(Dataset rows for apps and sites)
#####
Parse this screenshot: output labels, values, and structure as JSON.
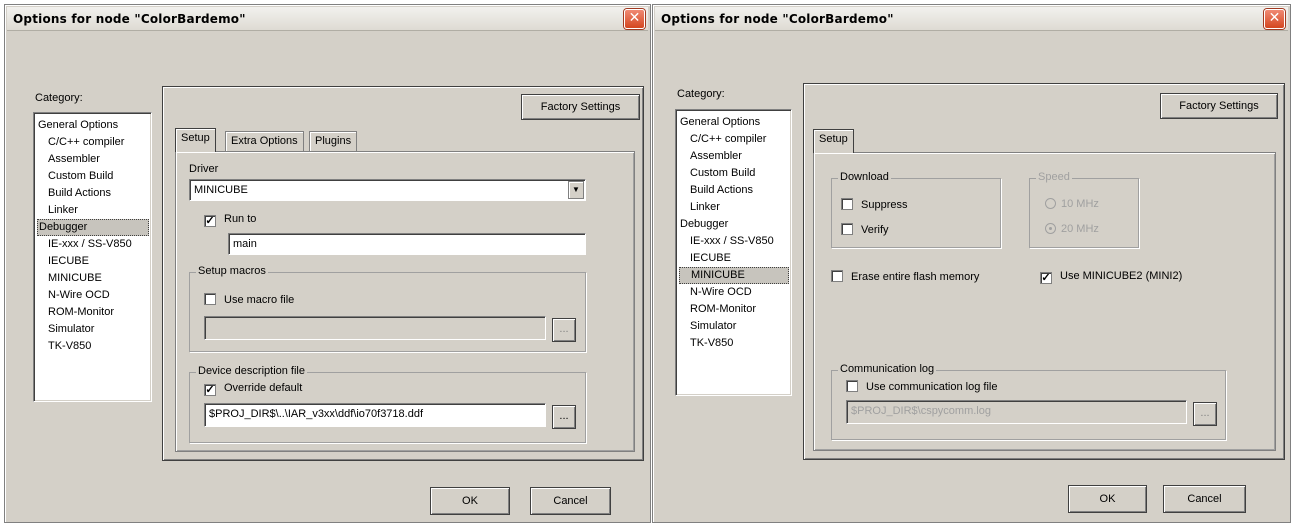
{
  "dialogs": [
    {
      "title": "Options for node \"ColorBardemo\"",
      "close_glyph": "✕",
      "category_label": "Category:",
      "categories": [
        "General Options",
        "C/C++ compiler",
        "Assembler",
        "Custom Build",
        "Build Actions",
        "Linker",
        "Debugger",
        "IE-xxx / SS-V850",
        "IECUBE",
        "MINICUBE",
        "N-Wire OCD",
        "ROM-Monitor",
        "Simulator",
        "TK-V850"
      ],
      "selected_category": "Debugger",
      "factory_settings": "Factory Settings",
      "tabs": [
        "Setup",
        "Extra Options",
        "Plugins"
      ],
      "active_tab": "Setup",
      "driver_label": "Driver",
      "driver_value": "MINICUBE",
      "run_to_label": "Run to",
      "run_to_checked": true,
      "run_to_value": "main",
      "setup_macros_title": "Setup macros",
      "use_macro_file_label": "Use macro file",
      "use_macro_file_checked": false,
      "macro_file_value": "",
      "device_desc_title": "Device description file",
      "override_default_label": "Override default",
      "override_default_checked": true,
      "device_file_value": "$PROJ_DIR$\\..\\IAR_v3xx\\ddf\\io70f3718.ddf",
      "browse_label": "...",
      "ok_label": "OK",
      "cancel_label": "Cancel"
    },
    {
      "title": "Options for node \"ColorBardemo\"",
      "close_glyph": "✕",
      "category_label": "Category:",
      "categories": [
        "General Options",
        "C/C++ compiler",
        "Assembler",
        "Custom Build",
        "Build Actions",
        "Linker",
        "Debugger",
        "IE-xxx / SS-V850",
        "IECUBE",
        "MINICUBE",
        "N-Wire OCD",
        "ROM-Monitor",
        "Simulator",
        "TK-V850"
      ],
      "selected_category": "MINICUBE",
      "factory_settings": "Factory Settings",
      "tabs": [
        "Setup"
      ],
      "active_tab": "Setup",
      "download_title": "Download",
      "suppress_label": "Suppress",
      "suppress_checked": false,
      "verify_label": "Verify",
      "verify_checked": false,
      "speed_title": "Speed",
      "speed_options": [
        "10 MHz",
        "20 MHz"
      ],
      "speed_selected": "20 MHz",
      "erase_label": "Erase entire flash memory",
      "erase_checked": false,
      "use_minicube2_label": "Use MINICUBE2 (MINI2)",
      "use_minicube2_checked": true,
      "comm_log_title": "Communication log",
      "use_comm_log_label": "Use communication log file",
      "use_comm_log_checked": false,
      "comm_log_value": "$PROJ_DIR$\\cspycomm.log",
      "browse_label": "...",
      "ok_label": "OK",
      "cancel_label": "Cancel"
    }
  ]
}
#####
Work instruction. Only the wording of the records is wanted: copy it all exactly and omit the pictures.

Solution to this exercise.
Parse this screenshot: output labels, values, and structure as JSON.
{
  "dialogs": [
    {
      "title": "Options for node \"ColorBardemo\"",
      "close_glyph": "✕",
      "category_label": "Category:",
      "categories": [
        "General Options",
        "C/C++ compiler",
        "Assembler",
        "Custom Build",
        "Build Actions",
        "Linker",
        "Debugger",
        "IE-xxx / SS-V850",
        "IECUBE",
        "MINICUBE",
        "N-Wire OCD",
        "ROM-Monitor",
        "Simulator",
        "TK-V850"
      ],
      "selected_category": "Debugger",
      "factory_settings": "Factory Settings",
      "tabs": [
        "Setup",
        "Extra Options",
        "Plugins"
      ],
      "active_tab": "Setup",
      "driver_label": "Driver",
      "driver_value": "MINICUBE",
      "run_to_label": "Run to",
      "run_to_checked": true,
      "run_to_value": "main",
      "setup_macros_title": "Setup macros",
      "use_macro_file_label": "Use macro file",
      "use_macro_file_checked": false,
      "macro_file_value": "",
      "device_desc_title": "Device description file",
      "override_default_label": "Override default",
      "override_default_checked": true,
      "device_file_value": "$PROJ_DIR$\\..\\IAR_v3xx\\ddf\\io70f3718.ddf",
      "browse_label": "...",
      "ok_label": "OK",
      "cancel_label": "Cancel"
    },
    {
      "title": "Options for node \"ColorBardemo\"",
      "close_glyph": "✕",
      "category_label": "Category:",
      "categories": [
        "General Options",
        "C/C++ compiler",
        "Assembler",
        "Custom Build",
        "Build Actions",
        "Linker",
        "Debugger",
        "IE-xxx / SS-V850",
        "IECUBE",
        "MINICUBE",
        "N-Wire OCD",
        "ROM-Monitor",
        "Simulator",
        "TK-V850"
      ],
      "selected_category": "MINICUBE",
      "factory_settings": "Factory Settings",
      "tabs": [
        "Setup"
      ],
      "active_tab": "Setup",
      "download_title": "Download",
      "suppress_label": "Suppress",
      "suppress_checked": false,
      "verify_label": "Verify",
      "verify_checked": false,
      "speed_title": "Speed",
      "speed_options": [
        "10 MHz",
        "20 MHz"
      ],
      "speed_selected": "20 MHz",
      "erase_label": "Erase entire flash memory",
      "erase_checked": false,
      "use_minicube2_label": "Use MINICUBE2 (MINI2)",
      "use_minicube2_checked": true,
      "comm_log_title": "Communication log",
      "use_comm_log_label": "Use communication log file",
      "use_comm_log_checked": false,
      "comm_log_value": "$PROJ_DIR$\\cspycomm.log",
      "browse_label": "...",
      "ok_label": "OK",
      "cancel_label": "Cancel"
    }
  ]
}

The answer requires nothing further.